The history of Africa, and the Rift Valley in particular, is not a static one. Throughout history, the movement of different groups of people – hunter-gatherers, pastoralists, agriculturalists – have created one of the most unique and complex landscapes on the planet. The archaeological remains of this part of the world thus remain enigmatic, with few links between the people who created them and those who inhabit the area in the present day. So it is with the Engaruka ruins, which today overlook a dusty arm of the Rift Valley in north-western Tanzania.
The story, as told by the archaeology, is vague. Sometime in the 15th century, locals began experimenting with the small-scale cultivation of indigenous African crops such as millet and sorghum. Over the next three centuries, however, their success in these small-scale endeavors led to a vast expansion in the farming system and a significant increase in population. A huge amount of labour was invested over this time in building furrows to canalize the Engaruka River and redistribute water to the fields, which sprawled at the foot of the Rift escarpment. Large terraces were constructed, repaired, and reconstructed such that over time, they reached a cumulative height of over 3 meters in places. On the slopes overlooking these fields, villages expanded to incorporate a burgeoning population, which at its height may have included over 8000 men, women, and children.
Visiting the site today, its location does nothing to betray its prominent history. What once may have been one of the biggest inland centers in eastern Africa is now a quiet corner of Tanzania, on the edge of the much more popular and touristic Ngorogoro Conservation Area. The road to get here is long and unpaved. You must either catch the bus that runs twice a day from Mto wa Mbu on the shore of Lake Manyara, or else risk life and limb on a one-and-a-half-hour dirt bike (‘Piki-Piki’) ride through the bush.
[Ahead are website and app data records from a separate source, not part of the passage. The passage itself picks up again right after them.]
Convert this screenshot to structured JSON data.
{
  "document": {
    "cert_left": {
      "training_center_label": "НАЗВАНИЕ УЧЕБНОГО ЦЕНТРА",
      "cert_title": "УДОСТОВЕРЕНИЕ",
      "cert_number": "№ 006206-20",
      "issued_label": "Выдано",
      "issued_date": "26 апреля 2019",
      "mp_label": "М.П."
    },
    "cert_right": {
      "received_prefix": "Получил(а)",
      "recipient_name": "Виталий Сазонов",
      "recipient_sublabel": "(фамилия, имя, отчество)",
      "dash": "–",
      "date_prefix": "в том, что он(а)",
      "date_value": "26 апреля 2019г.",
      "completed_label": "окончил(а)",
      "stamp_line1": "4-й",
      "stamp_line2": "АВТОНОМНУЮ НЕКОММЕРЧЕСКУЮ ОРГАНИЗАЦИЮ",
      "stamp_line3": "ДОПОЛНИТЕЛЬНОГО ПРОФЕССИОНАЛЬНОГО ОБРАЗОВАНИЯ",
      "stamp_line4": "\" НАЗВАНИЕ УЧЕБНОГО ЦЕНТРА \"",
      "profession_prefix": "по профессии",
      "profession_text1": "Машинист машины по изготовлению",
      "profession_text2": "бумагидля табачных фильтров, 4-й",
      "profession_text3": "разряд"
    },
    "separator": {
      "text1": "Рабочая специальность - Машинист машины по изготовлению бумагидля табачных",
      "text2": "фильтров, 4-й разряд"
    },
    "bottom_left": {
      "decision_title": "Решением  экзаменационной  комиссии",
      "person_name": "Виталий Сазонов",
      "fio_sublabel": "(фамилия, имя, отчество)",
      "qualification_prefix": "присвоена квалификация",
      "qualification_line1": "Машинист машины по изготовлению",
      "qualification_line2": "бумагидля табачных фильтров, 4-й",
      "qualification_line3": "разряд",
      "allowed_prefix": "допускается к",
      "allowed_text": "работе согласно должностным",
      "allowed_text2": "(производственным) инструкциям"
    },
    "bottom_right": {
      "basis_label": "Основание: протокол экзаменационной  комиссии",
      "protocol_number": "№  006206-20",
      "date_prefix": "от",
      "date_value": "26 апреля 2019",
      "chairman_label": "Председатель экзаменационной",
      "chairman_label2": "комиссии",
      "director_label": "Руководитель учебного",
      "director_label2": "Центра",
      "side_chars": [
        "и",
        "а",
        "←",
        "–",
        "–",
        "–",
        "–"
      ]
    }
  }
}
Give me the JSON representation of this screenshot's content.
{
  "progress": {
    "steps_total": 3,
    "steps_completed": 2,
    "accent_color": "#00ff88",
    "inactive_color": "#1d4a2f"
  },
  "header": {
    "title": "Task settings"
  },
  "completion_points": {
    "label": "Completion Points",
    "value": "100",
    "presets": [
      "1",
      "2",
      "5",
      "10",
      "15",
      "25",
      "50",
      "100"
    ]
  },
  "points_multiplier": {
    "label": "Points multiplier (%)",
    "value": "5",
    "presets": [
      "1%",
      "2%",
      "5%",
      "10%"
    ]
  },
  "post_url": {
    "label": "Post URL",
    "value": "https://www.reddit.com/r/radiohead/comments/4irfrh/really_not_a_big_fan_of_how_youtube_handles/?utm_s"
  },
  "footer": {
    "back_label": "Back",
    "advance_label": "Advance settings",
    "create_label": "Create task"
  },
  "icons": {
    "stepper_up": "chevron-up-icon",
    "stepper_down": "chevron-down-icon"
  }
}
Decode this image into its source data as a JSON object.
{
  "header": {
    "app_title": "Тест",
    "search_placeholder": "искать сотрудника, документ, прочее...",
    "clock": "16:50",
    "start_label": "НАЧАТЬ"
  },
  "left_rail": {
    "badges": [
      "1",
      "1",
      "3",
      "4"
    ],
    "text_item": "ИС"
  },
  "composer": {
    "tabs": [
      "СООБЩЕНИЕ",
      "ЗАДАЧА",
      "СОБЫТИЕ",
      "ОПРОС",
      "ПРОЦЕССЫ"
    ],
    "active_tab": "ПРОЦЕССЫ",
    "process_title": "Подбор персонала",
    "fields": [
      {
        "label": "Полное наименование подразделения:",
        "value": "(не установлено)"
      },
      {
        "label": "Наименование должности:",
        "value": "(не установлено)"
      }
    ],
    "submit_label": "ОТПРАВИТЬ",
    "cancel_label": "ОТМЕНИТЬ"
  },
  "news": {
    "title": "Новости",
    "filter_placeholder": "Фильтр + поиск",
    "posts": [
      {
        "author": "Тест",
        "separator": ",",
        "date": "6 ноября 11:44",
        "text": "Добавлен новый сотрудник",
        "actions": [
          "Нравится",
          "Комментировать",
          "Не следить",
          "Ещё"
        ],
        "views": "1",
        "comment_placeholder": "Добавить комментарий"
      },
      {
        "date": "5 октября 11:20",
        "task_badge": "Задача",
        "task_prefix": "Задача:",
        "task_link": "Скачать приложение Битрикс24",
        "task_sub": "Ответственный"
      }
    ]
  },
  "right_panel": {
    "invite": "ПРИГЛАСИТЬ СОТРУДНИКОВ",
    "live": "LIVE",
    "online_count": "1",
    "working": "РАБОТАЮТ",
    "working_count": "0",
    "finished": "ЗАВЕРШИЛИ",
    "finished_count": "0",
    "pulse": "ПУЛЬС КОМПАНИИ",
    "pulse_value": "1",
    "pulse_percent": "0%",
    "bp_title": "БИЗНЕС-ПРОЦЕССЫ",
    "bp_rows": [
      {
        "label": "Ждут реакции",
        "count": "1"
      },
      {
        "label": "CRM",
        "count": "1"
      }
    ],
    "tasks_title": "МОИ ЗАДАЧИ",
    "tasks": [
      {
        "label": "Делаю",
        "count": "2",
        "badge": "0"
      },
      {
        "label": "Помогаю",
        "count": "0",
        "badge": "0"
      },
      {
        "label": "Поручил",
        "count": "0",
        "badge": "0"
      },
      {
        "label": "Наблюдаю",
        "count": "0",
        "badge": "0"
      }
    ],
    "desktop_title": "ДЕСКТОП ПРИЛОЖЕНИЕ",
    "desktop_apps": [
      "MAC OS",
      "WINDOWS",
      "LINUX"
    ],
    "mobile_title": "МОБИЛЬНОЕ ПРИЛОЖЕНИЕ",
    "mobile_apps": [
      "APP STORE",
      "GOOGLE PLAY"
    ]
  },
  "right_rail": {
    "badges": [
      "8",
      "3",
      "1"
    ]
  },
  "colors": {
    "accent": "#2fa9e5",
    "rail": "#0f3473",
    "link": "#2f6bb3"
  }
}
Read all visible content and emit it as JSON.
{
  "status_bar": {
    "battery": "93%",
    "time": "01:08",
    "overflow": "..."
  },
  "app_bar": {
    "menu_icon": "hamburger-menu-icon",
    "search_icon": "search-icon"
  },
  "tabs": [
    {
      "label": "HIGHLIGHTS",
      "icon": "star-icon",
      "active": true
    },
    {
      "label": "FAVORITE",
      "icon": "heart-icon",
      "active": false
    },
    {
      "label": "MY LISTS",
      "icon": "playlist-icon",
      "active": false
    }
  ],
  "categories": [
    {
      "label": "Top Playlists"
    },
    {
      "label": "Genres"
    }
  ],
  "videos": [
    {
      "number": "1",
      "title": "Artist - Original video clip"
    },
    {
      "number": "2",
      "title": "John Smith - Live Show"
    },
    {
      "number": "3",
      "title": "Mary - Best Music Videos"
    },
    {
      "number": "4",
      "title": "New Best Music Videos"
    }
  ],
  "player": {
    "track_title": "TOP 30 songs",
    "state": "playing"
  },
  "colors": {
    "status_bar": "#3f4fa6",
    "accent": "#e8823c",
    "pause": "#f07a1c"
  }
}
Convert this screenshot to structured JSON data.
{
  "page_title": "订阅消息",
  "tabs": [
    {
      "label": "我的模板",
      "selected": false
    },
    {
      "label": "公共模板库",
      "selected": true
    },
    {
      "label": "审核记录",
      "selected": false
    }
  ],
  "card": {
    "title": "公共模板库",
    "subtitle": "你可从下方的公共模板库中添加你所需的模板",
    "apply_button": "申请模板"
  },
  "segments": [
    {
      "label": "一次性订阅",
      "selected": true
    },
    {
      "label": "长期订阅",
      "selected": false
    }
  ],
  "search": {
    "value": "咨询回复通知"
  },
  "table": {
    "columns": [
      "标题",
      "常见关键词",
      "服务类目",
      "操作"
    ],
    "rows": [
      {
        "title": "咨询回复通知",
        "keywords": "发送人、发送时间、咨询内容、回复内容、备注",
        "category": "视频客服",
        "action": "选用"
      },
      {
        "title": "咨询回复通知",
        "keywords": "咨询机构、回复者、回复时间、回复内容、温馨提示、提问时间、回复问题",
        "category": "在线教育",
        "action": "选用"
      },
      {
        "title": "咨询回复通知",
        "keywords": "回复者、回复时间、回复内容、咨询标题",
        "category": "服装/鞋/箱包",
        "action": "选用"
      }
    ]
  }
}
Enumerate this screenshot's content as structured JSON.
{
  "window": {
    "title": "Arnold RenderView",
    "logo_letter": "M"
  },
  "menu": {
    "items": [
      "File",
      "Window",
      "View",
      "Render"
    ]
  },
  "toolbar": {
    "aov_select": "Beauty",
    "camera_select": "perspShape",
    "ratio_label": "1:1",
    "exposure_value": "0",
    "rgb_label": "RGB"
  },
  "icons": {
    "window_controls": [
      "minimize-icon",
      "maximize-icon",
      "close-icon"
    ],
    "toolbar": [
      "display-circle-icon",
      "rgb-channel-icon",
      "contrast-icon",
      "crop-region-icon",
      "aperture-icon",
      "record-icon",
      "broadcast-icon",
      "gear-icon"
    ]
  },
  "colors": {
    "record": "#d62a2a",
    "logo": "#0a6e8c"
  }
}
Either way, you are not likely to encounter any of the safari traffic of Ngorogoro, but instead the rush-hour gridlock of dozens of Maasai pastoralists herding their goats in the middle of the road. Once here, the climb up the Rift escarpment to the location of the village can be brutal in the midday 40°C heat. You may wonder, among the other unsolved mysteries of the site, why in God’s name the inhabitants of Engaruka chose to build on a slope like this. Then, looking back over the abandoned field system stretched out below, you may begin to realize what a huge project the building of this site was, and what a significant place it must have been. Tally this with how little is known about the site, and the questions multiply.
For all its "natural" wonders, the human agency that created the landscape of eastern Africa is often overlooked. In fact, much of what is considered ‘natural’ about the east Africa landscape is the product of thousands of years of human interaction with and within the environment. The Serengeti plains, for instance, are a carefully managed anthropogenic landscape that has been shaped through the sustained grazing of pastoralist herds for the past two thousand years. This makes Engaruka even more important as a site: for standing out as a testament to the rich human history of an area of the world whose human history is often forgotten.
Sometime in the 18th century, the villages of Engaruka were abandoned and the fields at the foot of the Rift escarpment ceased to be cultivated. On par with the rest of what is known about the site, the reasons for this sudden desertion are unexplained. Nowadays, locals at the modern village of Engaruka, about four kilometers from the ancient site, have their own theories about who lived here 500 years ago, while archaeologists return again and again with ever more elaborate equipment to answer ever more elaborate questions. The answers to these questions, however, will necessarily rely in part on mere speculation.